CH: The first tele-dentisry consult was very exciting. We put a lot of work in getting those telemedicine carts in and around the state. The Western part of the state is under populated and under-served by dentists and we wanted to reduce a patient’s drive time when needing to see a specialist. The carts are spread out across the state and allow for easier access to specialists. The initial consultation can be handled over video and a specialist can determine if patients need to come to their office or if their local dentist can fix the problem.

IVCi: Do you have any advice for universities implementing video for the first time?

First, have a good support group of people who want to push the technology. These people can be very valuable when implementing the solution. Also, most of our programs have been grant funded and it’s been hard moving away from the grant funding to be able to upgrade the technology ourselves. Have a plan in place for updates and replacement costs so that funding is in place when the time comes.

Another school year is upon us, and again we are faced with the challenge of accessibility and cost of education.

Massive open online classes, more commonly referred to as MOOC’s, are gaining substantial popularity across the nation. These online courses, offered to large numbers of students, and often free of charge, use a recorded video curriculum that students can access at their convenience. One of the major benefits is the on-demand structure of that content. Furthermore, this increased accessibility allows students to participate regardless of their location or scheduled availability.

Although MOOC’s can vary drastically from class to class, they have one thing in common; their use of video. Combining video conferencing equipment and infrastructure, educators are able to record, edit, and stream high quality lectures and content. The growth of collaboration in education beyond traditional video conferencing also includes the use and integration of interactive whiteboards. Instructors are now using these interactive whiteboards to complement and add dimension to their online curriculum. The collaboration of these technologies give students the face-to-face feel of a traditional classroom without having to physically be there.

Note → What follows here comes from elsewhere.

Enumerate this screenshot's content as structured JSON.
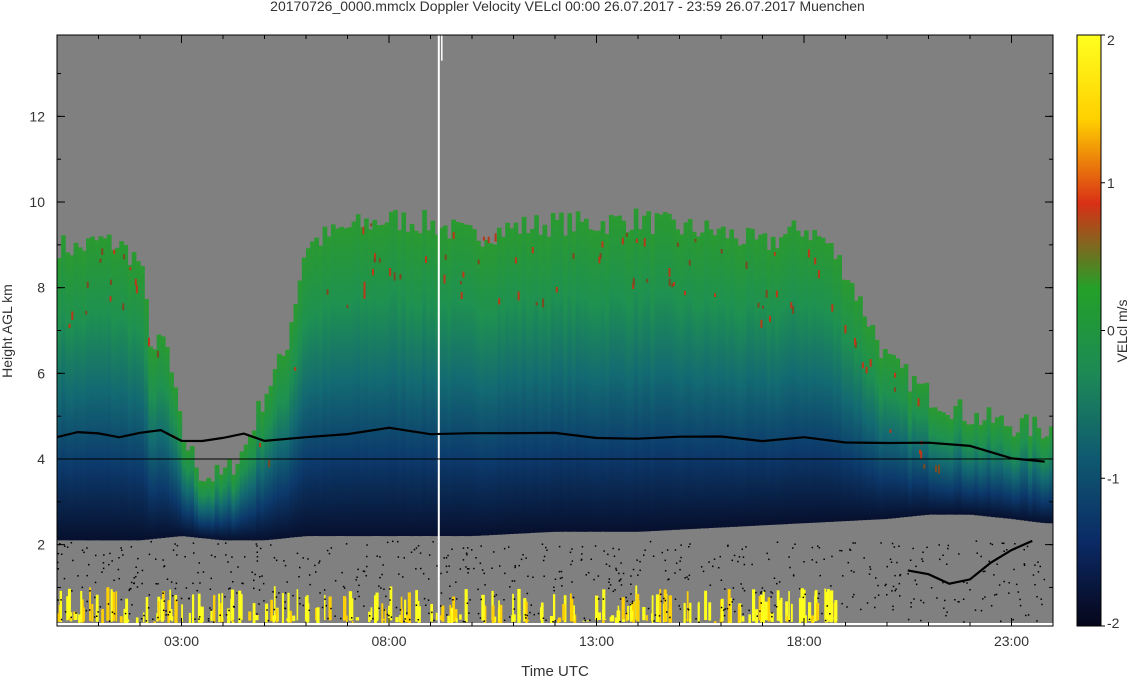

Recently, an increased number of universities around the country have started to offer both, single for-credit courses, as well as full-scale degrees using a paid MOOC platform. This structure of education gives institutions the ability to start attacking the cost and efficiency problems that traditional programs struggle with. Based on a recent article in the New York Times, Georgia Institute of Technology announced that they are planning to offer a MOOC-based online masters degree in computer science. The price tag for this degree will be $6,600, a staggering difference in comparison to the $45,000 for the on-campus offering. This is just one example of the multiple universities who are launching these for-credit, mass online classes and programs.

Along with a strong number of supporters, comes quite a bit of criticism around MOOC’s. Many educators believe that a blend of both virtual and traditional face-to-face learning, as opposed to an online-only structure, is the most effective combination for student success. Critics argue that these mass online programs are difficult to scale while still keeping the tuition rates at the lower end. Additionally, many also argue that recorded courses lack important real-time engagement and conversation. However, the true effectiveness of these classes is still up for debate due to a lack of concrete data available at this point.

With the wide spread popularity of this emerging education trend, there are sure to be many more debates on the subject. As th­­e number of these programs increase, the more we will be able to understand and judge how successful they really are. Do you think MOOC’s are the wave of the future in higher education?